From a nutritional physiology perspective, hypothyroidism can also occur under the following conditions: If the thyroid gland lacks the nutrients needed to produce T4, and there is also a deficiency in the nutrients the cells need in order to perform the instructions signalled to them by T3, the same symptoms can occur as if there was a T3 deficiency. These conditions can unfortunately not be seen via a thyroid hormone test. neither if done via a blood sample nor via a urine sample. A patient with symptoms of hypothyroidism (also a patient taking medication) can improve their thyroid gland functionality by consuming the nutrients which will improve the thyroid hormone production, improve the conversion of T4 into T3 as well as improve the ability of the cells to utilise thyroid hormones. The following nutrients are important for optimal thyroid gland functionality: Selenium, zinc and copper are necessary for the liver to converse T4 into T3. The thyroid gland is also the organ in the body with the highest selenium concentration. Manganese is also needed in order to make it easier for antioxidant enzymes in the thyroid gland and liver so that both organs will function optimally. L-Tyrosine is an amino acid, converting dopamine into noradrenaline with the help of vitamin B6 and vitamin C. Noradrenaline is a signal substance in the sympathetic nervous system which stimulates the hypothalamus and the pituitary gland to start producing thyroid hormones in the thyroid gland via the hormones TRH and TSH. Iodine is needed in order to produce T4. B vitamins can improve the cell's response to the instructions from T3. Without all nutritions listed above, the thyroid gland has a less favourable work environment. There are also herbs that have a positive effect on the thyroid gland. The herb Commiphora Mukul has proven to stimulate the production of thyroid hormones in animal studies, due to its direct influence on the thyroid gland, but also by increasing the antioxidant properties of the liver. Another herb by the name Ashwaganda has a positive effect on the thyroid gland by stimulating antioxidants in the liver. T4 is, as stated, converted into T3 in the liver; a well functioning liver is thus extremely important for the good state of the thyroid gland.
Negative stress affects the thyroid gland
Negative stress is, as most people know, not good for the body's various functions in general, but it is particularly bad for the thyroid gland. The enzyme used to convert T4 into T3 is impeded by cortisol, which is formed during stressful situations. Cortisol is an important hormone, produced by the adrenal glands in order to manage occasional stressful situations. When the stress turns chronic and the body produces too much cortisol during too long a time span, the thyroid gland is affected very negatively.

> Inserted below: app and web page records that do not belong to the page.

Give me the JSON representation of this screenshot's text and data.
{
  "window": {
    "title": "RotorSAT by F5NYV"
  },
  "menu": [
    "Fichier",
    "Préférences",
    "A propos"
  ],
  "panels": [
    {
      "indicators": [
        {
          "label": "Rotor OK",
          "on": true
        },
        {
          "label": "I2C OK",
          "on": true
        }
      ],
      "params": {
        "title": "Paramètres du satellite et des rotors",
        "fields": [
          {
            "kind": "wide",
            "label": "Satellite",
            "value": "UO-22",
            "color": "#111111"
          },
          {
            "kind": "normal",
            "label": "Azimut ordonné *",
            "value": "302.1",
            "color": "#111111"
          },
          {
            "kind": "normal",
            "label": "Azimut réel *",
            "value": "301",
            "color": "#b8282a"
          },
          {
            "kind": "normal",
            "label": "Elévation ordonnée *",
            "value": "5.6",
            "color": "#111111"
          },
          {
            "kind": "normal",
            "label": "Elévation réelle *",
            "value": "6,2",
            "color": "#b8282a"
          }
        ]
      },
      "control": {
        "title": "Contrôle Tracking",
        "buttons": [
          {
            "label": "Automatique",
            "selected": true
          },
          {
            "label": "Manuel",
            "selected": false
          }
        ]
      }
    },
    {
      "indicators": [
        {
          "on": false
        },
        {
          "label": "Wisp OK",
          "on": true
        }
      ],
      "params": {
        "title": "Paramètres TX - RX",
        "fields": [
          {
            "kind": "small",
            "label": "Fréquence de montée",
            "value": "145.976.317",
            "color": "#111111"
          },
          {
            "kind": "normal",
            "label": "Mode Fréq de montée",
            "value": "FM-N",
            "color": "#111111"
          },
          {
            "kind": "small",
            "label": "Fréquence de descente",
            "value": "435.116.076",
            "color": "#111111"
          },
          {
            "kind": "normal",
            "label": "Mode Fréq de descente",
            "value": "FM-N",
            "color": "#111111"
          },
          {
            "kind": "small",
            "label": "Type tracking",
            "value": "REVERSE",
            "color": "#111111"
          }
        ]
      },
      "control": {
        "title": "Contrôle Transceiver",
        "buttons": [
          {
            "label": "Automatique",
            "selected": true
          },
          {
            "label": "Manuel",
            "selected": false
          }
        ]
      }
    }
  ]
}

The state of the adrenal and thyroid glands are intimately linked, which can make treatment situation harder. Medication with thyroid hormones can in a worst-case scenario not give any results or worse results than expected in regarding the treatment of the symptom if the adrenal glands do not function as they should. It can then be necessary to test both adrenal glands and the thyroid gland and treat both simultaneously. Stress reduction and stress management are very important to be able to handle the thyroid problems but also to handle the functionality of the adrenal glands. Read the article on adrenal glands here.
Some final words
Every day you stand in front of multiple options which can either improve or degenerate the state of your health. Start today and remember that health isn't something which comes to you suddenly; it is the fruit of conscious decisions made daily, one step at a time, and during thyroid ailments a first step can thus be: